I’m starting to pull some notes together for the Writing for Children class I’ll be visiting in a couple of weeks. The focus will be on nonfiction, but since my nonfiction experience these past few years has been limited to biographies, I’ll be concentrating on a few things I’ve learned through biography-writing that would seem to apply more broadly to other types of subjects.

(Also, I was pleased to learn, the focus of the class is on writing, not on finding an editor/publisher/agent. I’m delighted to be forced into doing some serious thinking about the craft. I fear I ruminate too much on the selling.)

The first point I plan to make to the class is that, to begin writing nonfiction, you don’t have to be an expert in the subject you’d like to write about.

Not at the outset, anyway.

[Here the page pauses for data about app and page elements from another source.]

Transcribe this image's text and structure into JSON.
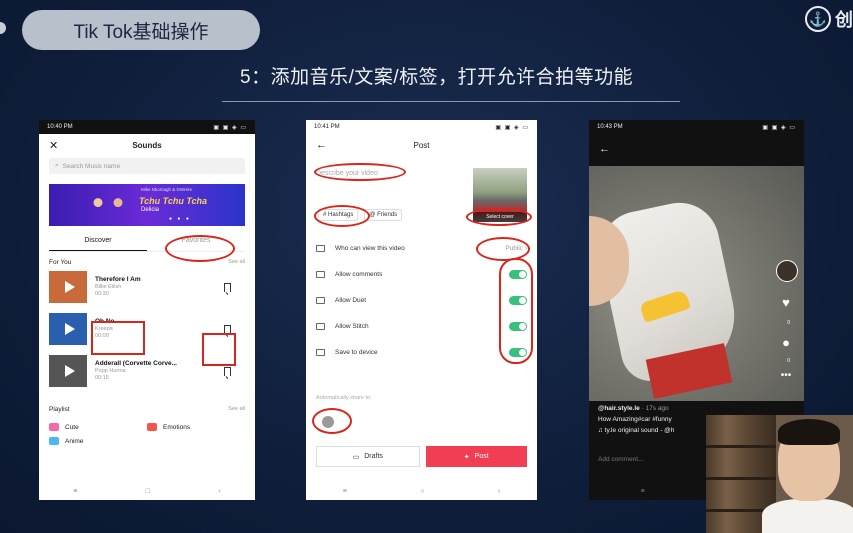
{
  "slide": {
    "title": "Tik Tok基础操作",
    "subtitle": "5：添加音乐/文案/标签，打开允许合拍等功能",
    "brand": "创",
    "brand_icon": "anchor-icon"
  },
  "phone1": {
    "status_time": "10:40 PM",
    "status_icons": "▣ ▣ ◈ ▭",
    "header_title": "Sounds",
    "close_glyph": "✕",
    "search_placeholder": "Search Music name",
    "banner": {
      "credit": "Mike Nkomagh & DWHite",
      "title": "Tchu Tchu Tcha",
      "subtitle": "Delicia",
      "dots": "● ● ●"
    },
    "tabs": [
      "Discover",
      "Favorites"
    ],
    "for_you_label": "For You",
    "see_all": "See all",
    "tracks": [
      {
        "name": "Therefore I Am",
        "artist": "Billie Eilish",
        "duration": "00:30",
        "thumb_color": "#c86a3a"
      },
      {
        "name": "Oh No",
        "artist": "Kreepa",
        "duration": "00:00",
        "thumb_color": "#2a5fb0"
      },
      {
        "name": "Adderall (Corvette Corve...",
        "artist": "Popp Hunna",
        "duration": "00:15",
        "thumb_color": "#555555"
      }
    ],
    "playlist_label": "Playlist",
    "playlist_see_all": "See all",
    "playlist": [
      {
        "label": "Cute",
        "color": "#f26aa8"
      },
      {
        "label": "Emotions",
        "color": "#f2564f"
      }
    ],
    "playlist_next": "Anime",
    "nav": [
      "≡",
      "□",
      "‹"
    ]
  },
  "phone2": {
    "status_time": "10:41 PM",
    "status_icons": "▣ ▣ ◈ ▭",
    "header_title": "Post",
    "back_glyph": "←",
    "describe_placeholder": "Describe your video",
    "select_cover": "Select cover",
    "hashtags_chip": "# Hashtags",
    "friends_chip": "@ Friends",
    "who_can_view": "Who can view this video",
    "who_can_view_value": "Public ›",
    "options": [
      {
        "label": "Allow comments",
        "on": true
      },
      {
        "label": "Allow Duet",
        "on": true
      },
      {
        "label": "Allow Stitch",
        "on": true
      },
      {
        "label": "Save to device",
        "on": true
      }
    ],
    "auto_share": "Automatically share to:",
    "drafts_label": "Drafts",
    "post_label": "Post",
    "nav": [
      "≡",
      "○",
      "‹"
    ]
  },
  "phone3": {
    "status_time": "10:43 PM",
    "status_icons": "▣ ▣ ◈ ▭",
    "back_glyph": "←",
    "username": "@hair.style.le",
    "time_ago": "· 17s ago",
    "caption": "How Amazing#car #funny",
    "sound_line": "♫  ty.le   original sound - @h",
    "add_comment": "Add comment...",
    "like_count": "0",
    "comment_count": "0",
    "nav": [
      "≡",
      "□"
    ]
  }
}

In fact, knowing nothing – or next to it – can be an advantage. It can put you in the same position your readers will be in when they encounter your book, which makes it easier to see the topic through their eyes and make it meaningful and relevant for them. Being a non-expert also means you’ll start off with loads of curiosity and few assumptions, both of which are conducive to asking lots of good questions.

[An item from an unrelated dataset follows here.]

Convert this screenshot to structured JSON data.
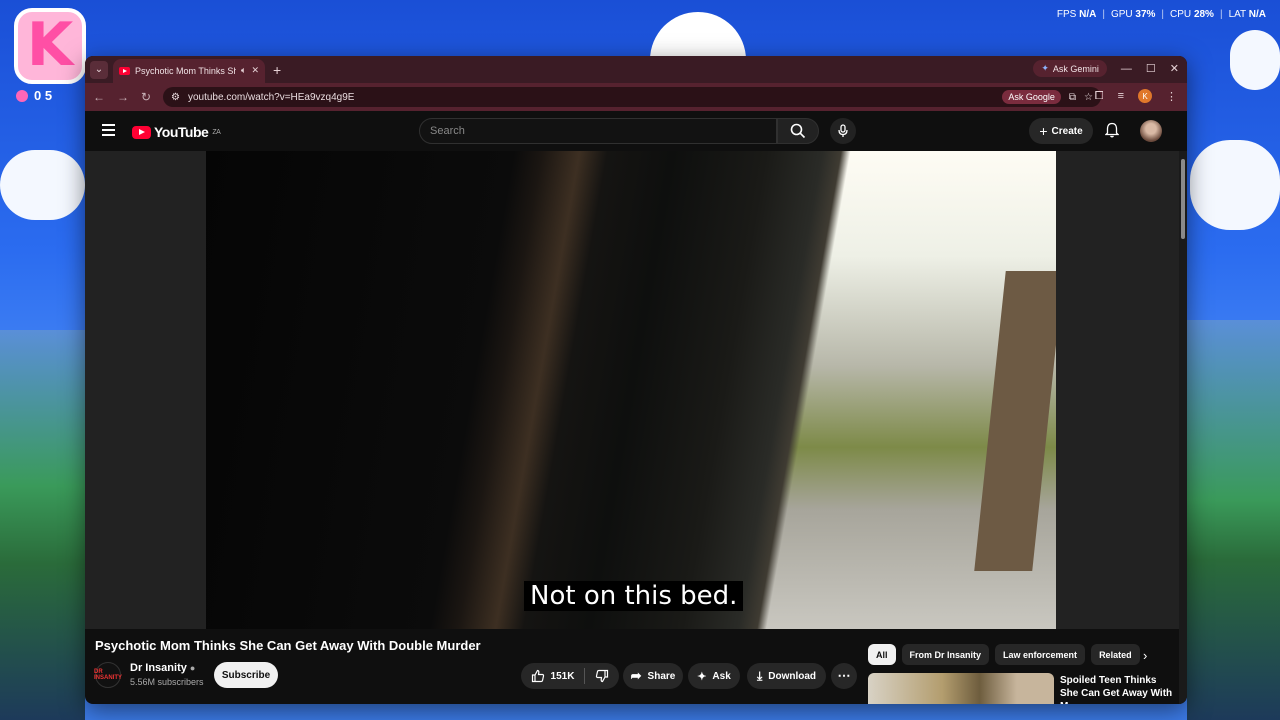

In lieu of expertise, you just need to have an interest in a topic, the dedication to learn it inside and out, and the determination to distill what you’ve learned into a manuscript that will engage young readers.

By the time you’re finished, though, you should be an expert, meaning you should be able to hold forth on your topic at any social gathering until the last glassy-eyed guest has drifted to the other side of the room. I am speaking hypothetically.